NATIONAL CENSUS OF ADPE BY SELECTED YEARS
Representative Brown. Would it be possible for you to give me the national inventory or national census figures for the years 1962 and 1966 or get them for me?
Mr. CUNNINGHAM. We will get them for you and send them to you; yes, sir.
Representative BROWN. Also I would like to have a copy of that inventory.
Does the information on the rental program indicate the company involved in the rental arrangement ?
Mr. CUNNINGHAM. Well, not in the actual amount of funds paid to the company which is not included in here. We know that from the GSA report on obligations against schedules, which is a large portion of our total payments to companies and if you want it by
Representative BROWN. I would like to have that information.
It strikes me as interesting that in 1962, 66 percent of the computers in the inventory were with IBM or were IBM equipment, and that the national census now is 57.7 percent, and if I understand what has happened the 1962 national census would indicate that not that many were then IBM.
Mr. CUNNINGHAM. No, sir; it would be a lot higher. IBM about 1962 had in the vicinity of 75 to 80 percent of the national market.
Representative Brown. Of the national market?

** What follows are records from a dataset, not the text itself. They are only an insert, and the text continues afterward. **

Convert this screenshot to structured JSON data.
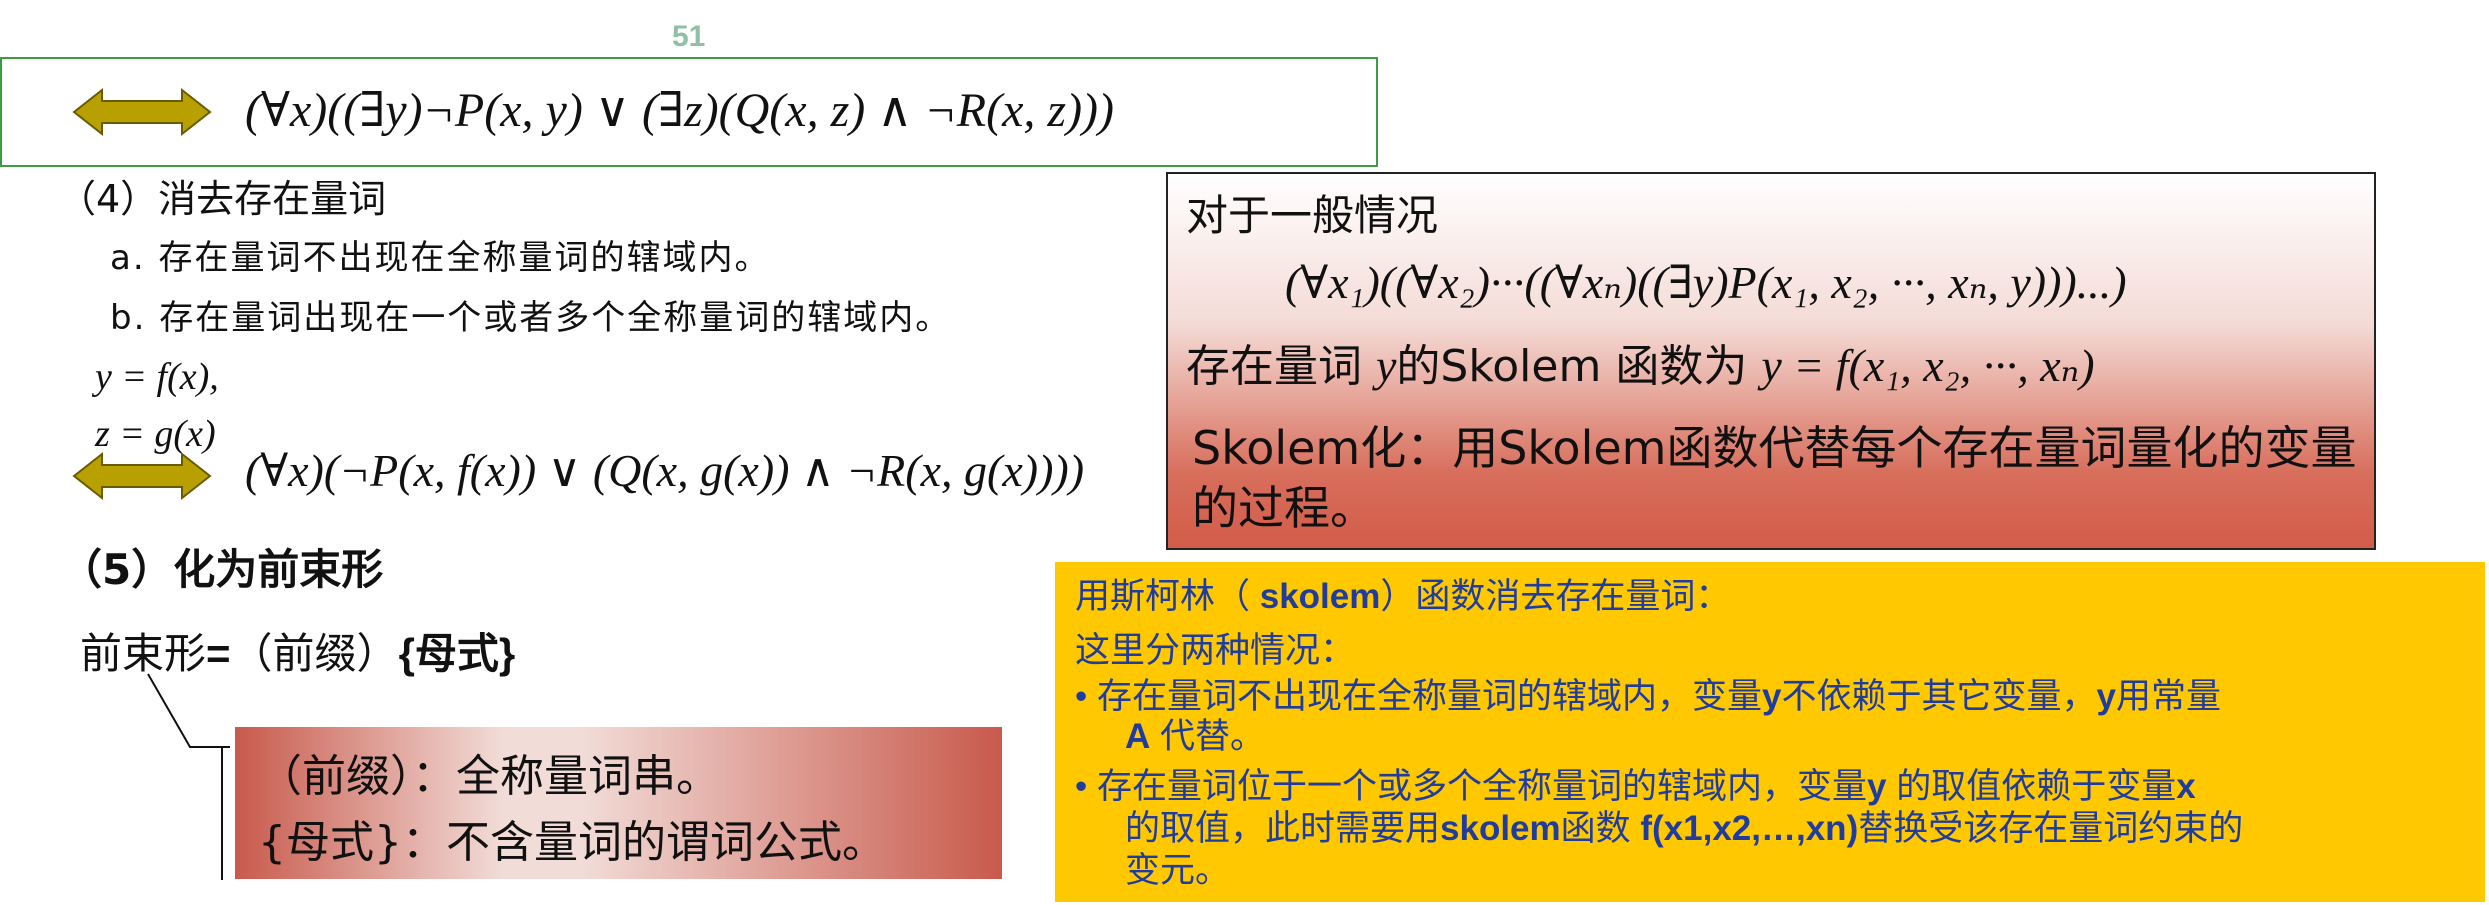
{
  "page_number": "51",
  "formula_1": "(∀x)((∃y)¬P(x, y) ∨ (∃z)(Q(x, z) ∧ ¬R(x, z)))",
  "step4": {
    "title": "（4）消去存在量词",
    "item_a": "a.  存在量词不出现在全称量词的辖域内。",
    "item_b": "b.  存在量词出现在一个或者多个全称量词的辖域内。",
    "sub1": "y = f(x),",
    "sub2": "z = g(x)",
    "formula_2": "(∀x)(¬P(x, f(x)) ∨ (Q(x, g(x)) ∧ ¬R(x, g(x))))"
  },
  "step5": {
    "title": "（5）化为前束形",
    "prenex_label": "前束形",
    "prenex_eq": "=",
    "prenex_prefix": "（前缀）",
    "prenex_matrix": "{母式}",
    "red_line_1": "（前缀）：全称量词串。",
    "red_line_2": "{母式}：不含量词的谓词公式。"
  },
  "skolem_box": {
    "title": "对于一般情况",
    "formula": "(∀x₁)((∀x₂)···((∀xₙ)((∃y)P(x₁, x₂, ···, xₙ, y)))...)",
    "line_prefix": "存在量词 ",
    "line_var": "y",
    "line_mid": "的Skolem 函数为  ",
    "line_func": "y = f(x₁, x₂, ···, xₙ)",
    "description": "Skolem化：用Skolem函数代替每个存在量词量化的变量的过程。"
  },
  "yellow_box": {
    "l1a": "用斯柯林（ ",
    "l1b": "skolem",
    "l1c": "）函数消去存在量词：",
    "l2": "这里分两种情况：",
    "bullet": "•",
    "b1a": "存在量词不出现在全称量词的辖域内，变量",
    "b1b": "y",
    "b1c": "不依赖于其它变量，",
    "b1d": "y",
    "b1e": "用常量",
    "b1f": "A",
    "b1g": " 代替。",
    "b2a": "存在量词位于一个或多个全称量词的辖域内，变量",
    "b2b": "y",
    "b2c": " 的取值依赖于变量",
    "b2d": "x",
    "b2e": "的取值，此时需要用",
    "b2f": "skolem",
    "b2g": "函数 ",
    "b2h": "f(x1,x2,…,xn)",
    "b2i": "替换受该存在量词约束的",
    "b2j": "变元。"
  },
  "colors": {
    "frame_green": "#3f9a45",
    "arrow_olive": "#b8a000",
    "yellow_bg": "#ffc800",
    "blue_text": "#1f3c9e",
    "red_fill": "#c85a4c"
  }
}
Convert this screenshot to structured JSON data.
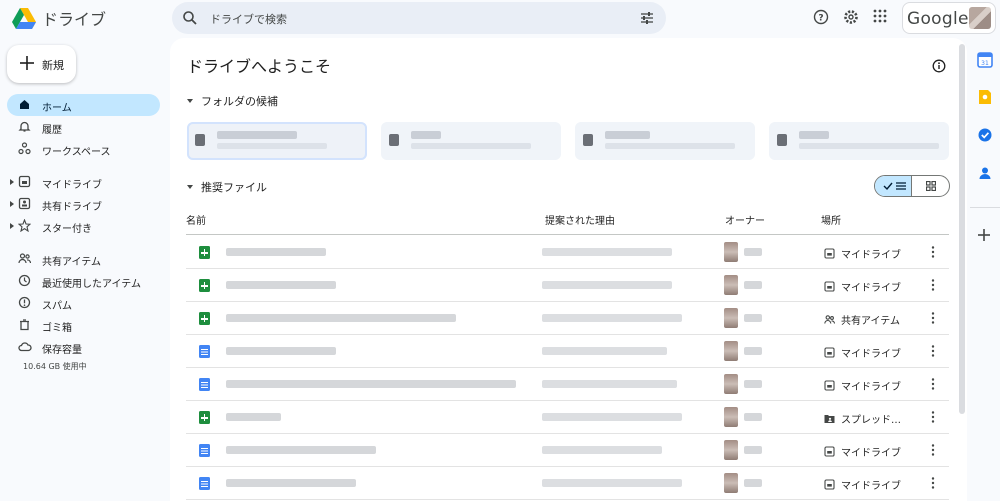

Mr. CUNNINGHAM. Of the national market. They had about 66 per cent of our market. These are order of magnitude figures.
Representative Brown. Can you give me some indication of the rental arrangements at that time?
Mr. CUNNINGHAM. By dollars you mean?
Representative Brown. By numbers of contracts, anything that is available.
Mr. CUNNINGHAM. Yes, sir.
(The following information was subsequently supplied for the record by the Office of Management and Budget :)
EXECUTIVE OFFICE OF THE PRESIDENT,
DEAR MR. BROWN: At the Joint Economic Committee hearings on July 1, 1970, you asked for tables showing the distribution of automatic data processing systems produced by U.S. manufacturers. Those tables are attachedone a numerical, the other a percentage distribution, by supplier and by year. Also enclosed are comparable data for the Federal inventory.
A problem we have been unable to resolve is finding a source of industrywide statistics that is both stable and reliable. Hence, the attached shows three sources for the national figures; the differences between 1968 and 1969 data are presumably attributable to the differences in the methods of the two sources.
If you have any further questions in this area, please feel free to contact me or Joe Cunningham, Chief, ADP Management Staff, telephone 395–4960. Sincerely,
DWIGHT A. INK.
Source: Federal data from annual inventory of ADP equipment; national data: 1960-62 from "Introduction to Automatic Computers," by Ned Chapin; 1964-68 from Computers and Automation" magazine; 1969 from Diebold census, published by ADP Newsletter.
FEDERAL INVENTORY OF AUTOMATIC DATA PROCESSING EQUIPMENT-DISTRIBUTION BY SUPPLIERS AS OF JUNE
30, 1969, SHOWING SUPPLIER REPRESENTATION IN THE FEDERAL INVENTORY